- Low Grade Chilled Water (LGCW, 14-17DegC, dT 3DegC)
There are of course many other temperature ranges and Differential Temperatures (dTs) in use today but the above temperatures are the most common.
The HGCW systems are usually used when large heat transfer rates are required and condensation is not of particular importance. Where condensation needs to be avoided either for psychrometric reasons or the risk which the condensate would present to, for example, expensive IT equipment, then Low Grade Chilled Water systems are used where the flow and return temperatures are above the dewpoint of the air in which they come in contact.
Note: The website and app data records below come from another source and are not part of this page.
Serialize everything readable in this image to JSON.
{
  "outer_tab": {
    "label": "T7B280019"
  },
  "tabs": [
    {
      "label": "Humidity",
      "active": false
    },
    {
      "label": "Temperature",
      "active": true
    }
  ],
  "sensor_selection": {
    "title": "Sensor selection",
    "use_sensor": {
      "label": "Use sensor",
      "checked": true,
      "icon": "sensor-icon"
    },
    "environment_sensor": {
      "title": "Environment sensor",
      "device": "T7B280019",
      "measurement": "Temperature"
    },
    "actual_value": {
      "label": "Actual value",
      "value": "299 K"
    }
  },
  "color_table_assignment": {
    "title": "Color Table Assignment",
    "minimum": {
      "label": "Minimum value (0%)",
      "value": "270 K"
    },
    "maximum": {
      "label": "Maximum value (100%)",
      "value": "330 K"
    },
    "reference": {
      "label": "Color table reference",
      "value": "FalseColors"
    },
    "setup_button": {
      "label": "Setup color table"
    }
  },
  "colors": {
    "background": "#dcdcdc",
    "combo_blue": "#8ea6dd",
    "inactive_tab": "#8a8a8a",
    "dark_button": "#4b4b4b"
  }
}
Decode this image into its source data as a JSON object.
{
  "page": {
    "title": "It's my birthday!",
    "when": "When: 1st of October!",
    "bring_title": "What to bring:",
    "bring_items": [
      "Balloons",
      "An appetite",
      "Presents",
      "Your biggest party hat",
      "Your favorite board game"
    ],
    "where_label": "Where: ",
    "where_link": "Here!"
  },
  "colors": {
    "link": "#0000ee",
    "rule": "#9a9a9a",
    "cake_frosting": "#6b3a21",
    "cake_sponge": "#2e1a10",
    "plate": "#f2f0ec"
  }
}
The lower limit of 6DegC for the flow temperature used in HGCW systems is usually dictated by the practical operating limits of the chiller plant and the economics of running with various concentrations of glycol mixtures. This is not an absolute limit and using specialist models of chillers with high concentrations of glycol temperatures of -10DegC can be achieved for example. This temperature is required for bespoke cooling circuits normally associated with process rather than comfort. The upper limit of 12DegC is somewhat dictated by the narrowing Log Mean Temperature Difference (LMTD) between the chilled water temperature and the temperature of the medium to be cooled. When the LMTD reduces, the area of the exchange surface must rise exponentially and therefore practicality becomes the limiting factor.
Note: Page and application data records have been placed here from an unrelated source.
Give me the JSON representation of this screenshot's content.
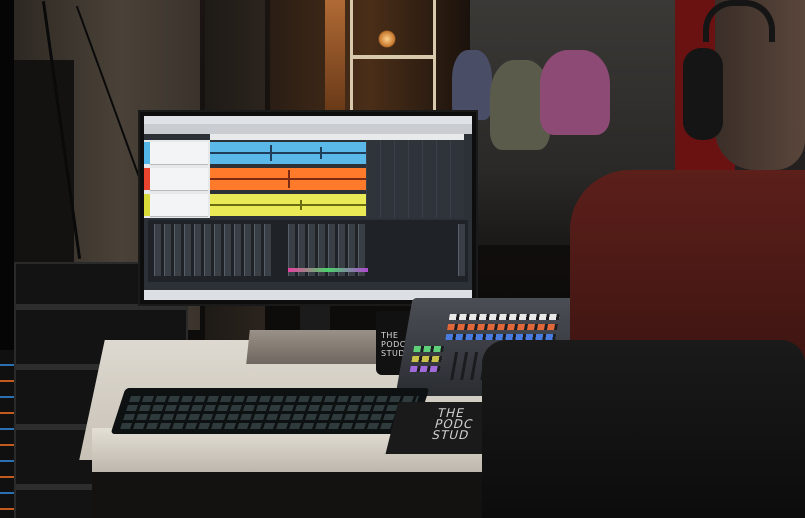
{
  "scene": {
    "subject": "podcast studio control room",
    "mug_text": [
      "THE",
      "PODCAST",
      "STUDIOS"
    ],
    "mousepad_text": [
      "THE",
      "PODC",
      "STUD"
    ]
  },
  "daw": {
    "tracks": [
      {
        "color": "#52b7e8"
      },
      {
        "color": "#e8432f"
      },
      {
        "color": "#d8da3a"
      }
    ]
  },
  "colors": {
    "wave_blue": "#5bb9ea",
    "wave_red": "#ff7a2a",
    "wave_yellow": "#e9ea55",
    "shirt_red": "#5c1f1a",
    "controller_top": "#4b4e55"
  }
}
As with heating systems, cooling systems have also traditionally operated as constant flow systems with 3-port control valves varying the flow rate through the emitter with the unused portion of the flow sent back to the return. With a constant flow rate, the dT reduces with decreasing load but the pumping energy remains constant. Modern chillers with microprocessor control, using sophisticated algorithms are now able to safely operate with variable flow rates which their older predecessors were not. This permits the use of variable flow rate circuits achieved with the use of 2-port control valves. This is achieved by using 2-port control valves at the emitters so that the varying flow rate through the emitter is reflected in the main hydraulic circuits. Back at the circulating pump, by sensing the rise in differential pressure of the circuit as the control valves close, the pump speed can be reduced automatically by the use of an inverter thus reducing pumping energy by the reciprocal of the flow rate reduction cubed. For example, if the flow rate halves then the pumping energy will reduce to 12.5% (1/2^3) of full load. Therefore, not only are variable volume flow designs lower in capital cost to install, they can also realise significant annual savings in pumping costs. Of course, variable flow systems are not a panacea and can have their difficulties if not designed correctly but when correctly implemented can have significant cost benefits over traditional constant flow systems.